This post was originally released on the Advocates for Children of New Jersey website. You can view the original post here.
You can’t read this yet. By the time you can, the 2020 Census will be long over. I will be working on some different project or campaign at my job, moving towards a brighter future for New Jersey’s children, including you. You’ll be riding your bike or playing with friends. And you probably won’t be interested in what your dad worked on when you were a baby.
But your count in the 2020 Census will be just as important then as it is now.
Your Census entry from 2020 reads “0” years old. You were so small when I filled it out that I could still hold you with one arm. Now just 3 months later, you’re already so much bigger, and I am in constant awe of how quickly you are growing. Just think about how big you’ll be when the 2030 Census comes around!
Being a father makes being a child advocate more personal. At work, I work with community groups and local officials to encourage New Jersey residents to complete the 2020 Census. I tell folks that we need fair funding for schools and hospitals, fair representation in Congress and accurate data for planning.
But when I filled out the Census for you, it wasn’t really about those things. It meant caring for and protecting you, and helping to build a world that is better than the one before. And completing the Census helps ensure that you are seen, that you are important and that big, important, powerful institutions must recognize that you exist – all 20 chubby pounds of you.
It’s not all about you, either. Counting you helps other families and their babies too. The block we live on in Newark is particularly hard to count for the Census. A lot of children who live in our neighborhood might not be included on their family’s Census response. That means that all of the schools in our Census tract may have less money for crayons, books and more because we didn’t count everyone.
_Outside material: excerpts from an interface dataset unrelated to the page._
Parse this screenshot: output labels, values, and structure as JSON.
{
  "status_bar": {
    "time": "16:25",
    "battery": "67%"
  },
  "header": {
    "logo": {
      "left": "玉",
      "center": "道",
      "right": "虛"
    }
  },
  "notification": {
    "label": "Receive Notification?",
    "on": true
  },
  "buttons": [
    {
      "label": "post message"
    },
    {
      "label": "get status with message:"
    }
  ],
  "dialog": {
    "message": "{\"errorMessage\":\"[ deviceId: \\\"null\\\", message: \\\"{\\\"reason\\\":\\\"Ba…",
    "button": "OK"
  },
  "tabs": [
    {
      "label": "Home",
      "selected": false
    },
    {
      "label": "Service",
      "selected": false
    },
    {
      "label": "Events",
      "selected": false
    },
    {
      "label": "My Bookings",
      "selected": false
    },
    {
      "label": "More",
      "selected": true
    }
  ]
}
Parents want what’s best for their kids. But the connection between a Census questionnaire and a decade’s worth of teacher salaries and health care funding is difficult to make. So when I filled out your information in the Census, I was doing it not only for you, but also for all the other children who will be your classmates, friends and neighbors for years to come.
One day far in the future, when your children or grandchildren look back at the 2020 Census, they’ll see our family in our home. They won’t see how much we love you or how quickly you’ve grown. But they will see that you were here and you counted.